* Task:
No line before the one holding "Read all visible content and emit it as JSON." is wanted; restate word for word that line and all lines after it to the end of the entries, excluding pictures.

++++ Task material

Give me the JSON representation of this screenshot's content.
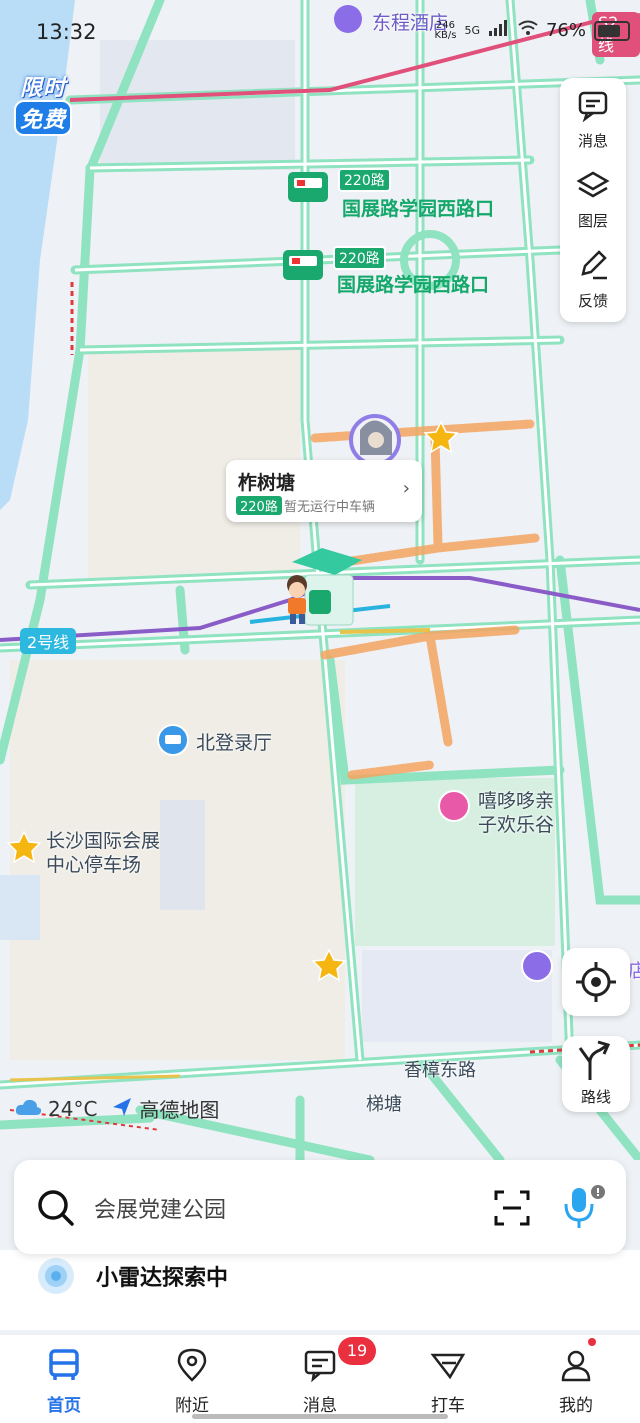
{
  "status_bar": {
    "time": "13:32",
    "network_speed": "246",
    "network_unit": "KB/s",
    "network_type": "5G",
    "battery": "76%"
  },
  "promo": {
    "line1": "限时",
    "line2": "免费"
  },
  "map_controls": {
    "messages_label": "消息",
    "layers_label": "图层",
    "feedback_label": "反馈",
    "route_label": "路线"
  },
  "map": {
    "top_poi": "东程酒店",
    "metro_s2": "S2线",
    "metro_2": "2号线",
    "stop_1": {
      "route": "220路",
      "name": "国展路学园西路口"
    },
    "stop_2": {
      "route": "220路",
      "name": "国展路学园西路口"
    },
    "callout": {
      "name": "柞树塘",
      "route": "220路",
      "status": "暂无运行中车辆"
    },
    "poi_hall": "北登录厅",
    "poi_kids_line1": "嘻哆哆亲",
    "poi_kids_line2": "子欢乐谷",
    "poi_parking_line1": "长沙国际会展",
    "poi_parking_line2": "中心停车场",
    "road_xiangzhang": "香樟东路",
    "place_meitang": "梯塘",
    "hotel_edge": "店"
  },
  "weather": {
    "temp": "24°C",
    "brand": "高德地图"
  },
  "search": {
    "placeholder": "会展党建公园"
  },
  "radar": {
    "text": "小雷达探索中"
  },
  "bottom_nav": {
    "home": "首页",
    "nearby": "附近",
    "messages": "消息",
    "messages_badge": "19",
    "taxi": "打车",
    "mine": "我的"
  },
  "colors": {
    "road": "#8fe3c0",
    "metro_s2": "#e0507a",
    "metro_2": "#8a5cc8",
    "accent": "#2573e8",
    "bus_green": "#1aa86e",
    "footprint": "#f4a560"
  }
}
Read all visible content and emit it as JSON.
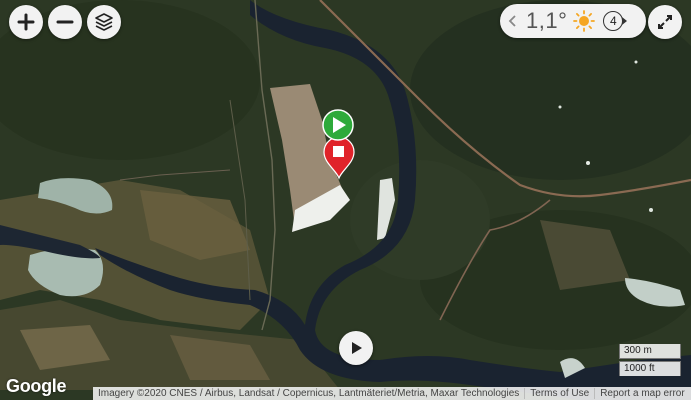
{
  "map": {
    "type": "satellite",
    "markers": [
      {
        "name": "start",
        "color": "#2eaa3a",
        "icon": "play-icon"
      },
      {
        "name": "finish",
        "color": "#e0232a",
        "icon": "stop-icon"
      }
    ]
  },
  "controls": {
    "zoom_in": "plus-icon",
    "zoom_out": "minus-icon",
    "layers": "layers-icon",
    "fullscreen": "expand-icon",
    "play": "play-icon"
  },
  "weather": {
    "temperature": "1,1°",
    "condition_icon": "sun-icon",
    "sun_color": "#f5a623",
    "wind_force": "4"
  },
  "scale": {
    "metric": "300 m",
    "imperial": "1000 ft"
  },
  "footer": {
    "logo": "Google",
    "imagery": "Imagery ©2020 CNES / Airbus, Landsat / Copernicus, Lantmäteriet/Metria, Maxar Technologies",
    "terms": "Terms of Use",
    "report": "Report a map error"
  }
}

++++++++

* Worked solution:
Read all visible content and emit it as JSON.
{
  "map": {
    "type": "satellite",
    "markers": [
      {
        "name": "start",
        "color": "#2eaa3a",
        "icon": "play-icon"
      },
      {
        "name": "finish",
        "color": "#e0232a",
        "icon": "stop-icon"
      }
    ]
  },
  "controls": {
    "zoom_in": "plus-icon",
    "zoom_out": "minus-icon",
    "layers": "layers-icon",
    "fullscreen": "expand-icon",
    "play": "play-icon"
  },
  "weather": {
    "temperature": "1,1°",
    "condition_icon": "sun-icon",
    "sun_color": "#f5a623",
    "wind_force": "4"
  },
  "scale": {
    "metric": "300 m",
    "imperial": "1000 ft"
  },
  "footer": {
    "logo": "Google",
    "imagery": "Imagery ©2020 CNES / Airbus, Landsat / Copernicus, Lantmäteriet/Metria, Maxar Technologies",
    "terms": "Terms of Use",
    "report": "Report a map error"
  }
}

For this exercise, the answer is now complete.